In the new Congress, only 4 of the 22 senators from the 11 states of the old Confederacy will be Democrats, the lowest number since Reconstruction; as recently as 1990, 15 of those Southern senators were Democrats. In the House, the Democrats suffered smaller but still significant losses in Texas, where a Republican redistricting plan took down a group of veteran lawmakers, including the paradigmatic Southern conservative: Representative Charles W. Stenholm, a 13-term deficit hawk and longtime leader of the Blue Dog Democrats, a group of centrists in the House.
…”Our candidates were the ones people in the South feel comfortable with,” said Senator George Allen of Virginia, chairman of the National Republican Senatorial Committee.

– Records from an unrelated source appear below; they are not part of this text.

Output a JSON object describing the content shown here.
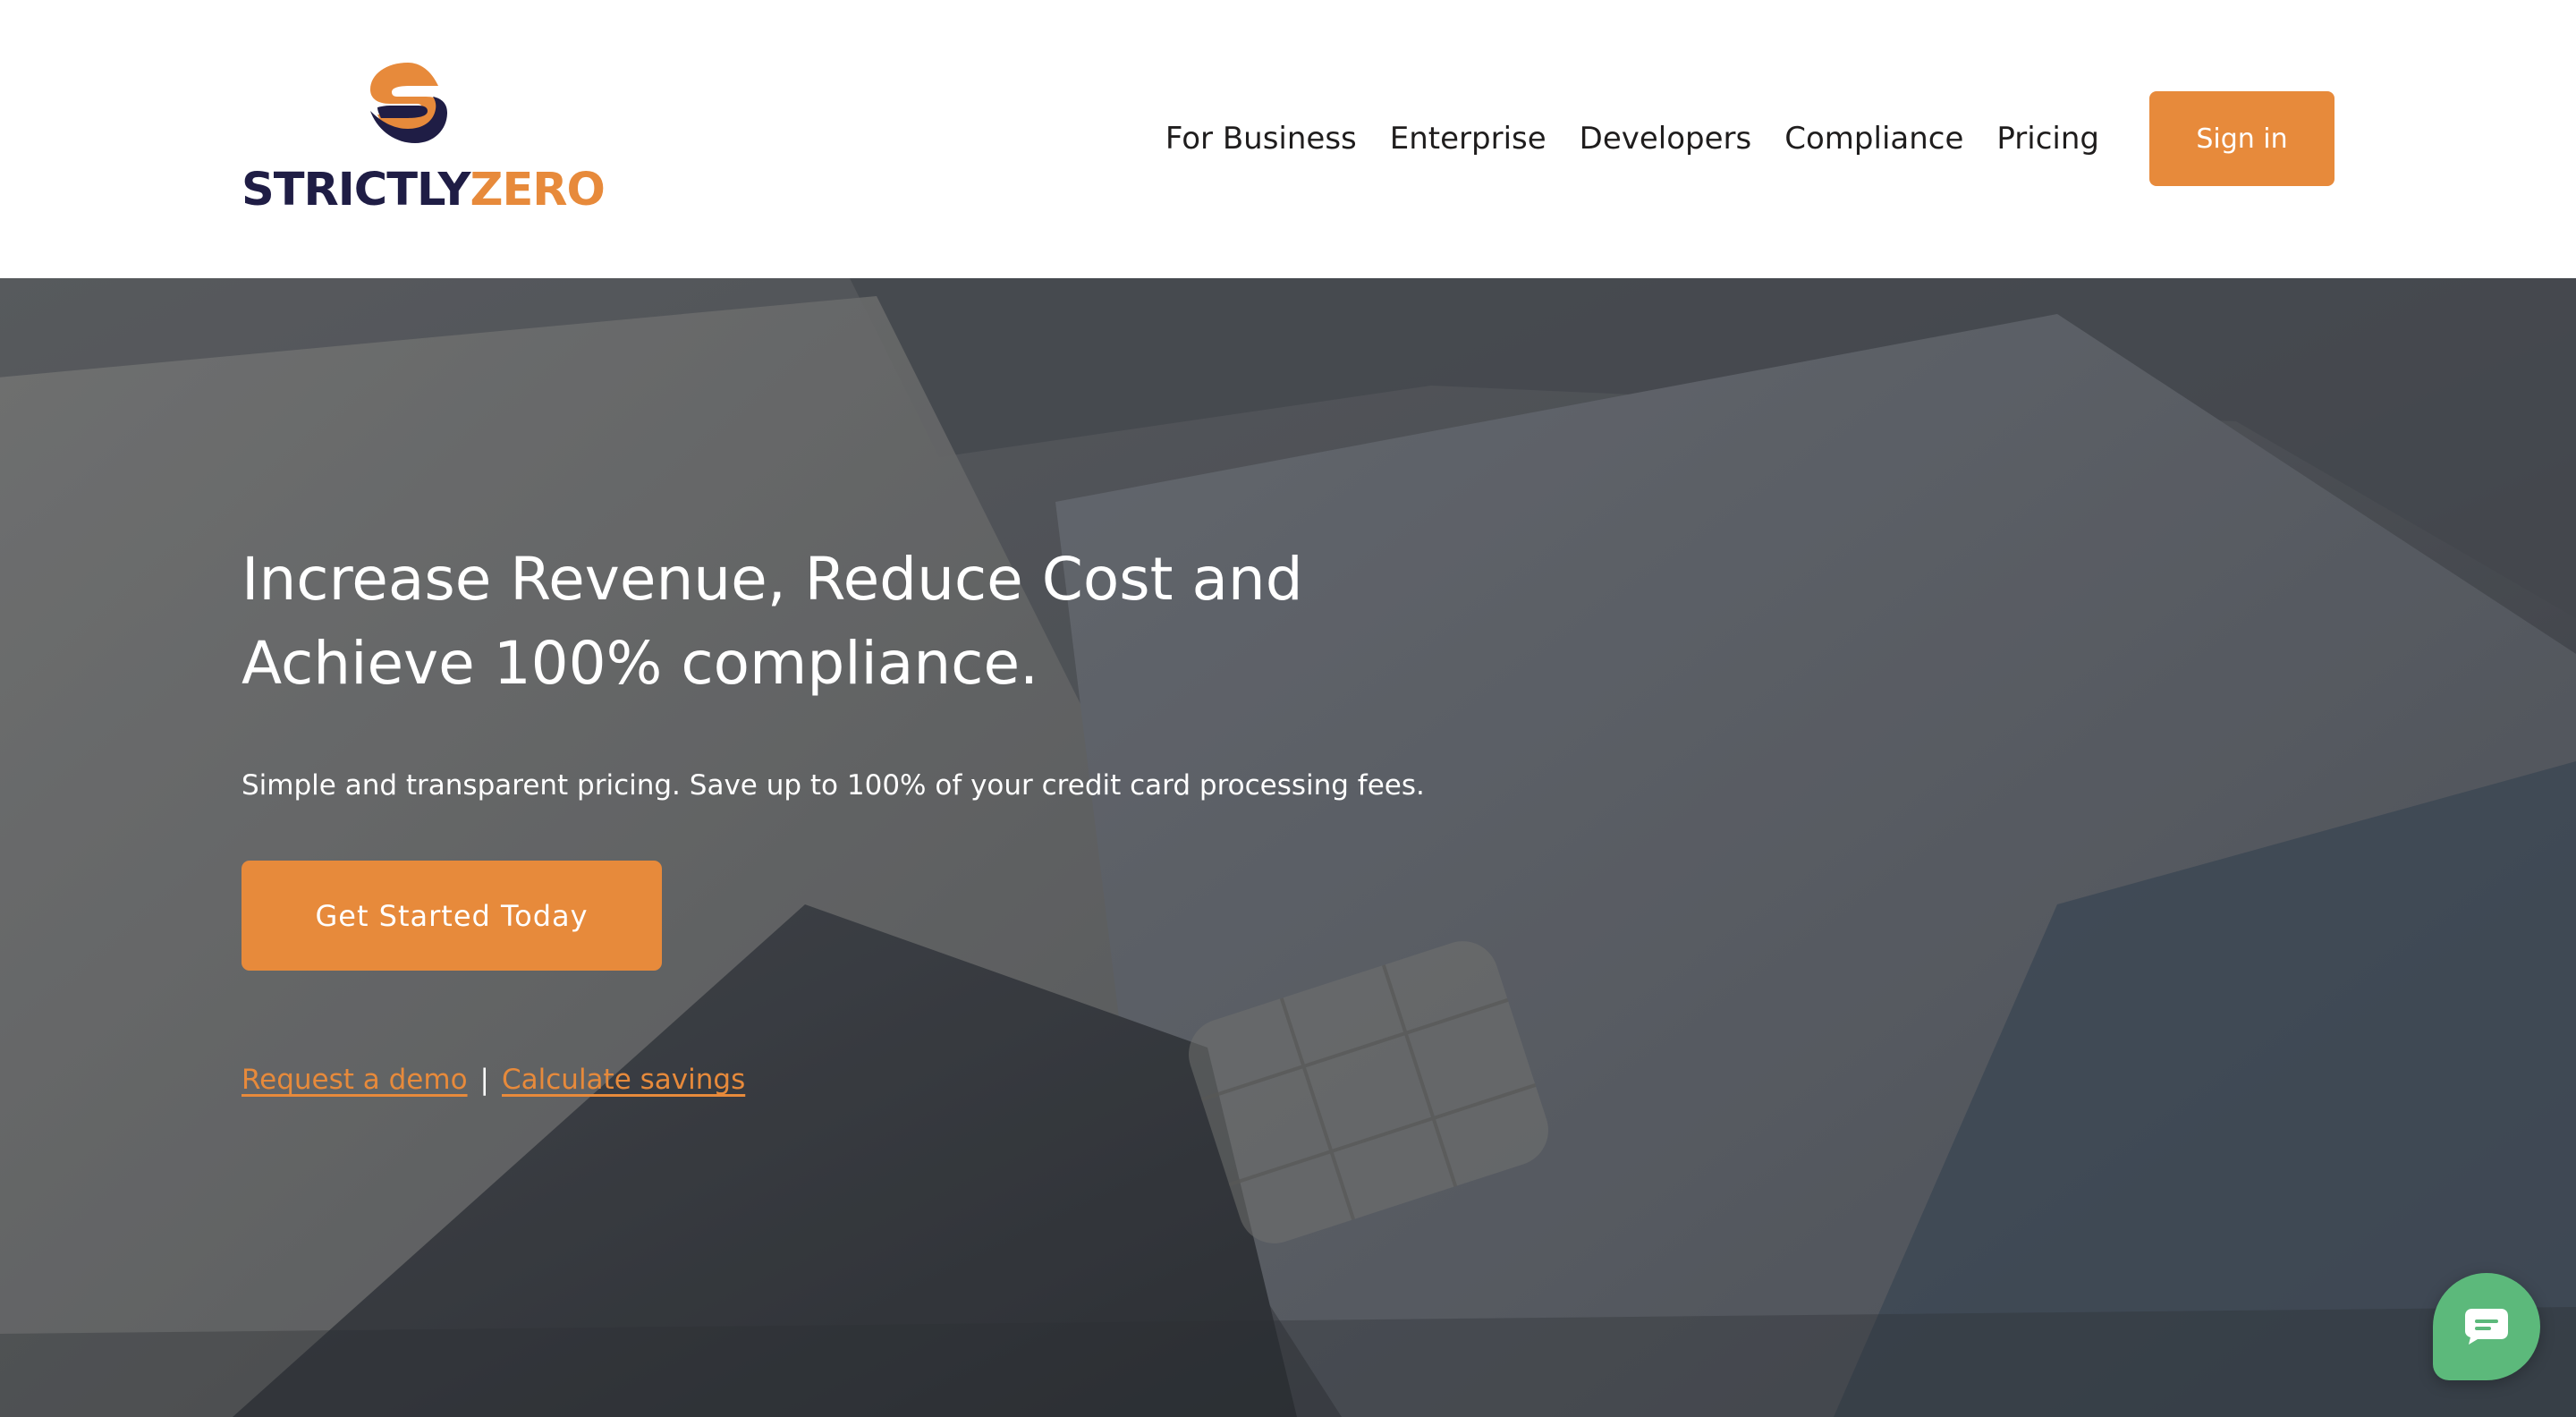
{
  "brand": {
    "name_part1": "STRICTLY",
    "name_part2": "ZERO",
    "primary_color": "#1f1d45",
    "accent_color": "#e78a3b",
    "logo_icon": "strictlyzero-s-logo-icon"
  },
  "nav": {
    "items": [
      {
        "label": "For Business"
      },
      {
        "label": "Enterprise"
      },
      {
        "label": "Developers"
      },
      {
        "label": "Compliance"
      },
      {
        "label": "Pricing"
      }
    ],
    "signin_label": "Sign in"
  },
  "hero": {
    "title": "Increase Revenue, Reduce Cost and Achieve 100% compliance.",
    "subtitle": "Simple and transparent pricing. Save up to 100% of your credit card processing fees.",
    "cta_label": "Get Started Today",
    "link_demo": "Request a demo",
    "link_separator": "|",
    "link_savings": "Calculate savings",
    "background_image": "credit-cards-photo"
  },
  "chat": {
    "icon": "chat-bubble-icon",
    "color": "#5cb97b"
  }
}
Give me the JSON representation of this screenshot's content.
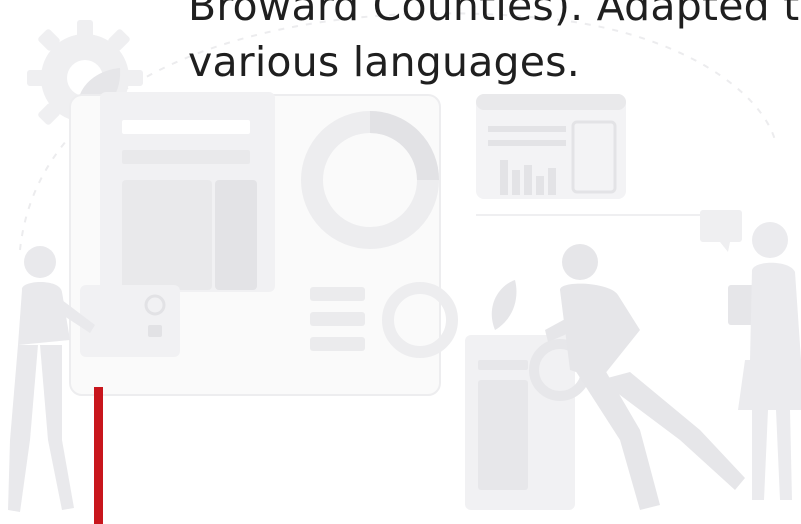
{
  "text": {
    "line1": "Broward Counties). Adapted to",
    "line2": "various languages."
  },
  "illustration": {
    "icons": [
      "gear-icon",
      "leaf-icon",
      "donut-chart-icon",
      "bar-chart-icon",
      "person-icon",
      "plant-icon",
      "clipboard-icon",
      "chat-bubble-icon"
    ]
  },
  "colors": {
    "text": "#1f1f1f",
    "accent": "#c8161d",
    "illustration_light": "#f4f4f5",
    "illustration_mid": "#e8e8ea",
    "illustration_dark": "#dcdcdf"
  }
}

In Georgia, Louisiana, North Carolina and South Carolina, the Republican Senate candidates carried two-thirds or more of the white vote, according to surveys of voters leaving the polls.
Professor Black of Emory University said: “Here’s the problem Democrats face in the South: They’ve lost the white conservatives. They’re now losing the younger, white moderate voters, who are now much more likely to be Republican than Democrat.”
Democrats can still win in many Southern states without a majority of the white vote, because they usually get such strong support from blacks, Professor Black noted. But they cannot prevail against such lopsided losses among whites.
What the article didn’t say is how the Dems plan to attract those younger, moderate voters. There isn’t a surefire plan when much of the region is polarized, with blue clusters of voters in many of the Southern states that still go Dem in local races. This is going to be the hot topic of discussion for many months as Dems (and bloggers) strategize whether to try to reclaim some of these Southern voters, or abandon the South to the GOP and work on the more libertarian bent of the Western states.